■ PROBLEM
In the data, find each line where the word "Verify" appears and list that line.
• • • • •
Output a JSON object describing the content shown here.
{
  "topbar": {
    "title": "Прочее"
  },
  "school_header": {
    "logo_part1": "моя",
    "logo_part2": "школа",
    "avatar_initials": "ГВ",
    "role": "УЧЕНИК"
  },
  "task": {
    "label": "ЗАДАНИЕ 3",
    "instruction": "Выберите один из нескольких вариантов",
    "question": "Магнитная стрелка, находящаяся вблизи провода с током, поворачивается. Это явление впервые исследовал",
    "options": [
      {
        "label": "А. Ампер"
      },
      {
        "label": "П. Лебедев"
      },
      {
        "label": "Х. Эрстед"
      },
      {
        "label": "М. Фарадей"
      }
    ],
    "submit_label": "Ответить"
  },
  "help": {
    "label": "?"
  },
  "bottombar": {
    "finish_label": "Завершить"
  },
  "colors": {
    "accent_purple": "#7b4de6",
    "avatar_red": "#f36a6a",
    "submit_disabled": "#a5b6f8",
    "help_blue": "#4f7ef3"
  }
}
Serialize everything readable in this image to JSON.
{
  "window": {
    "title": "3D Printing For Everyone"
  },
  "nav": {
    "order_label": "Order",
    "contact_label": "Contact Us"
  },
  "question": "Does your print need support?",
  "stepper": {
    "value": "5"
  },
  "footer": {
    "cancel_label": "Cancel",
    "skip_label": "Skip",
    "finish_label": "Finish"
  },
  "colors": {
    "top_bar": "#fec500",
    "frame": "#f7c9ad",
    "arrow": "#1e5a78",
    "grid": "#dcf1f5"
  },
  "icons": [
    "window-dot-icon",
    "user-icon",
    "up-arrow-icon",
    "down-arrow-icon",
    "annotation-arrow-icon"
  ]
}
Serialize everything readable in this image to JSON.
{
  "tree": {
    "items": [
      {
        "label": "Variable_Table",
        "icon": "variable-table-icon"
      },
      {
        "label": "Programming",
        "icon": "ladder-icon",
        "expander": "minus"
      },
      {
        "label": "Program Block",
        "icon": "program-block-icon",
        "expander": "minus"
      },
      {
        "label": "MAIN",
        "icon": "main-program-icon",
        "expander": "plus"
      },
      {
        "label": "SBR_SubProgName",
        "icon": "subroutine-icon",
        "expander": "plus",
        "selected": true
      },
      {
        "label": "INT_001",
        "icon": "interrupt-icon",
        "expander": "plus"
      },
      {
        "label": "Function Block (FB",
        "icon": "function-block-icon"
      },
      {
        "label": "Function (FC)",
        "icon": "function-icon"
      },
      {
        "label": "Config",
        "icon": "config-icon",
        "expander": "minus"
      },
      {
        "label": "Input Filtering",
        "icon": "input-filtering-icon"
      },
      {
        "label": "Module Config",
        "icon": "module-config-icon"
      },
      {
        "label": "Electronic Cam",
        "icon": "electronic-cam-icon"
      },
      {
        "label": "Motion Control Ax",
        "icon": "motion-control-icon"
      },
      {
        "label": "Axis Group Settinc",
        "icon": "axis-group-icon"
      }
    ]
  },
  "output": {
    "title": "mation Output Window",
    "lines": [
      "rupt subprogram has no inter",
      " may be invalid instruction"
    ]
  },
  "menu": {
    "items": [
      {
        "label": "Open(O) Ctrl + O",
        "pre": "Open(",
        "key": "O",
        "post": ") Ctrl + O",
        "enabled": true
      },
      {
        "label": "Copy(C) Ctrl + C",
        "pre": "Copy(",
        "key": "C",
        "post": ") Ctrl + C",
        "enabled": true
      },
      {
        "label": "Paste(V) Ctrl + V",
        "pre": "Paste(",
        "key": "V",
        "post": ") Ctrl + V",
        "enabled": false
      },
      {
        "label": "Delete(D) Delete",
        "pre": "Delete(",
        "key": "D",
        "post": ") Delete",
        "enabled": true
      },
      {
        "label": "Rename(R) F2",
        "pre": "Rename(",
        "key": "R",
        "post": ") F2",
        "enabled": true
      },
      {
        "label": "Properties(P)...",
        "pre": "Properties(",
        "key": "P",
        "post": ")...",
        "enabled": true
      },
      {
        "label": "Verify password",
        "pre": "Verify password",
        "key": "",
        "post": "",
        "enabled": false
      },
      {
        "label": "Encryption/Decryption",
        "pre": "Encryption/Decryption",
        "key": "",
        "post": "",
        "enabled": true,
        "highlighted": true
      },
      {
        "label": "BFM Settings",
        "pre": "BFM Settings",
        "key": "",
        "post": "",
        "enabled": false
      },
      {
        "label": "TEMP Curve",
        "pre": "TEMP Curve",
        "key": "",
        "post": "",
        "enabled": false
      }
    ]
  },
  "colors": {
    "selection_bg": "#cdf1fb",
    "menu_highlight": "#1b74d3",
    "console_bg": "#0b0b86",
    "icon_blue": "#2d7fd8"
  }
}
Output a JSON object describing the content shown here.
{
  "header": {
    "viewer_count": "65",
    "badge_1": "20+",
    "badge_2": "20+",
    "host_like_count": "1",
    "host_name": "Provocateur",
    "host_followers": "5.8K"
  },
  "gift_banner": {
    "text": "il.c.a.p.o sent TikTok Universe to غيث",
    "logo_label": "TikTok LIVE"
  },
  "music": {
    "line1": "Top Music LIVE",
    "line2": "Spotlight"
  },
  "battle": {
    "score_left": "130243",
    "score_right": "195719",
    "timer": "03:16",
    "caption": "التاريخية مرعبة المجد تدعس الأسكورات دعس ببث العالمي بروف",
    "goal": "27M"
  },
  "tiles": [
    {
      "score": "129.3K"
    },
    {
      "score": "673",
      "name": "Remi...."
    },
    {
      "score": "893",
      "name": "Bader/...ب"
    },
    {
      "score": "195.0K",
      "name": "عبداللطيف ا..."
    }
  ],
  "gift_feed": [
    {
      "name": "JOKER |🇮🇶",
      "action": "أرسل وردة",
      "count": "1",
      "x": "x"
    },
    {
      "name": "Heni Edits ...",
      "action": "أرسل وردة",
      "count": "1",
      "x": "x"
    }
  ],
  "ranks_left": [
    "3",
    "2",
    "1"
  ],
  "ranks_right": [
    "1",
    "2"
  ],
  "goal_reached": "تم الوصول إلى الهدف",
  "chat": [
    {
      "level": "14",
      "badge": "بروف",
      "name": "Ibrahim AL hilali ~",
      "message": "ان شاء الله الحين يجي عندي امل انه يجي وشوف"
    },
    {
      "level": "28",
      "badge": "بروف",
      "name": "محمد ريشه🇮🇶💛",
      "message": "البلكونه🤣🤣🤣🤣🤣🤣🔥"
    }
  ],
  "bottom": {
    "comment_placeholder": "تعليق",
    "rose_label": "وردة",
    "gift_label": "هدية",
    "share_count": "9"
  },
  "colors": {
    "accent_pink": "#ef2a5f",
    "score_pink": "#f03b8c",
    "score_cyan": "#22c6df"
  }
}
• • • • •
■ TASK RESPONSE
        "label": "Verify password",
        "pre": "Verify password",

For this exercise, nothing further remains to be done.